When the starch is degraded by oxidation using hydrogen peroxide, the BOD is much lower in the effluent because the starch is degraded fully to carbon dioxide and water.
According to a UNEP technical report , it is expected that smaller producers will begin to use this oxidative desizing technology in the future. While oxidative desizing is not a new technology, it is not widely practiced due to problems that can arise from oxidation damage of the cotton itself, producing oxycellulose. Temperatures, dwell times and chemical concentrations must be controlled extremely well to carry out oxidation desizing successfully. Until recently this has not been practical but, with microprocessor-controlled chemical feeds and temperature equipment, the necessary degree of control can now be accomplished far more readily .
References from reviewed literature:

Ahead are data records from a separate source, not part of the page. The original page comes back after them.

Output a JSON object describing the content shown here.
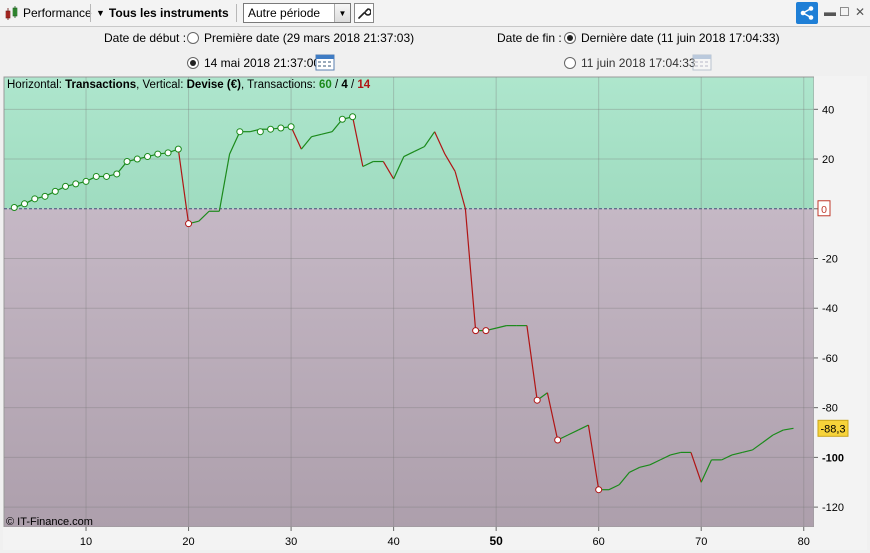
{
  "toolbar": {
    "performance_label": "Performance",
    "instruments_label": "Tous les instruments",
    "period_select_value": "Autre période"
  },
  "date_start": {
    "label": "Date de début :",
    "option1": "Première date (29 mars 2018 21:37:03)",
    "option2": "14 mai 2018 21:37:00",
    "selected": 2
  },
  "date_end": {
    "label": "Date de fin :",
    "option1": "Dernière date (11 juin 2018 17:04:33)",
    "option2": "11 juin 2018 17:04:33",
    "selected": 1
  },
  "chart_header": {
    "prefix": "Horizontal: ",
    "h_value": "Transactions",
    "mid": ", Vertical: ",
    "v_value": "Devise (€)",
    "trans_prefix": ", Transactions: ",
    "total": "60",
    "sep1": " / ",
    "wins": "4",
    "sep2": " / ",
    "losses": "14"
  },
  "watermark": "© IT-Finance.com",
  "colors": {
    "positive_zone": "#a9e3c9",
    "negative_zone": "#bcacb9",
    "up_line": "#1b8a1b",
    "down_line": "#b01515",
    "label_highlight": "#f7d33a",
    "share_button": "#1f7fd6"
  },
  "chart_data": {
    "type": "line",
    "xlim": [
      2,
      81
    ],
    "ylim": [
      -128,
      53
    ],
    "x_ticks": [
      10,
      20,
      30,
      40,
      50,
      60,
      70,
      80
    ],
    "x_tick_labels": [
      "10",
      "20",
      "30",
      "40",
      "50",
      "60",
      "70",
      "80"
    ],
    "y_ticks": [
      40,
      20,
      0,
      -20,
      -40,
      -60,
      -80,
      -100,
      -120
    ],
    "y_tick_labels": [
      "40",
      "20",
      "0",
      "-20",
      "-40",
      "-60",
      "-80",
      "-100",
      "-120"
    ],
    "zero_label": "0",
    "last_value_label": "-88,3",
    "points": [
      [
        3,
        0.5
      ],
      [
        4,
        2
      ],
      [
        5,
        4
      ],
      [
        6,
        5
      ],
      [
        7,
        7
      ],
      [
        8,
        9
      ],
      [
        9,
        10
      ],
      [
        10,
        11
      ],
      [
        11,
        13
      ],
      [
        12,
        13
      ],
      [
        13,
        14
      ],
      [
        14,
        19
      ],
      [
        15,
        20
      ],
      [
        16,
        21
      ],
      [
        17,
        22
      ],
      [
        18,
        22.5
      ],
      [
        19,
        24
      ],
      [
        20,
        -6
      ],
      [
        21,
        -5
      ],
      [
        22,
        -1
      ],
      [
        23,
        -1
      ],
      [
        24,
        22
      ],
      [
        25,
        31
      ],
      [
        26,
        31
      ],
      [
        27,
        32
      ],
      [
        28,
        32
      ],
      [
        29,
        32.5
      ],
      [
        30,
        33
      ],
      [
        31,
        24
      ],
      [
        32,
        29
      ],
      [
        33,
        30
      ],
      [
        34,
        31
      ],
      [
        35,
        36
      ],
      [
        36,
        37
      ],
      [
        37,
        17
      ],
      [
        38,
        19
      ],
      [
        39,
        19
      ],
      [
        40,
        12
      ],
      [
        41,
        21
      ],
      [
        42,
        23
      ],
      [
        43,
        25
      ],
      [
        44,
        31
      ],
      [
        45,
        22
      ],
      [
        46,
        15
      ],
      [
        47,
        0
      ],
      [
        48,
        -49
      ],
      [
        49,
        -49
      ],
      [
        50,
        -48
      ],
      [
        51,
        -47
      ],
      [
        52,
        -47
      ],
      [
        53,
        -47
      ],
      [
        54,
        -77
      ],
      [
        55,
        -74
      ],
      [
        56,
        -93
      ],
      [
        57,
        -91
      ],
      [
        58,
        -89
      ],
      [
        59,
        -87
      ],
      [
        60,
        -113
      ],
      [
        61,
        -113
      ],
      [
        62,
        -111
      ],
      [
        63,
        -106
      ],
      [
        64,
        -104
      ],
      [
        65,
        -103
      ],
      [
        66,
        -101
      ],
      [
        67,
        -99
      ],
      [
        68,
        -98
      ],
      [
        69,
        -98
      ],
      [
        70,
        -110
      ],
      [
        71,
        -101
      ],
      [
        72,
        -101
      ],
      [
        73,
        -99
      ],
      [
        74,
        -98
      ],
      [
        75,
        -97
      ],
      [
        76,
        -94
      ],
      [
        77,
        -91
      ],
      [
        78,
        -89
      ],
      [
        79,
        -88.3
      ]
    ],
    "markers": [
      [
        3,
        0.5
      ],
      [
        4,
        2
      ],
      [
        5,
        4
      ],
      [
        6,
        5
      ],
      [
        7,
        7
      ],
      [
        8,
        9
      ],
      [
        9,
        10
      ],
      [
        10,
        11
      ],
      [
        11,
        13
      ],
      [
        12,
        13
      ],
      [
        13,
        14
      ],
      [
        14,
        19
      ],
      [
        15,
        20
      ],
      [
        16,
        21
      ],
      [
        17,
        22
      ],
      [
        18,
        22.5
      ],
      [
        19,
        24
      ],
      [
        20,
        -6
      ],
      [
        25,
        31
      ],
      [
        27,
        31
      ],
      [
        28,
        32
      ],
      [
        29,
        32.5
      ],
      [
        30,
        33
      ],
      [
        35,
        36
      ],
      [
        36,
        37
      ],
      [
        48,
        -49
      ],
      [
        49,
        -49
      ],
      [
        54,
        -77
      ],
      [
        56,
        -93
      ],
      [
        60,
        -113
      ]
    ]
  }
}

In : Brent Smith, A Workbook for Pollution Prevention by Source Reduction in Textile Wet Processing, available from the Pollution Prevention Pays Program, North Carolina Department of Environment, Health, and Natural Resources, Raleigh, N.C., 1988.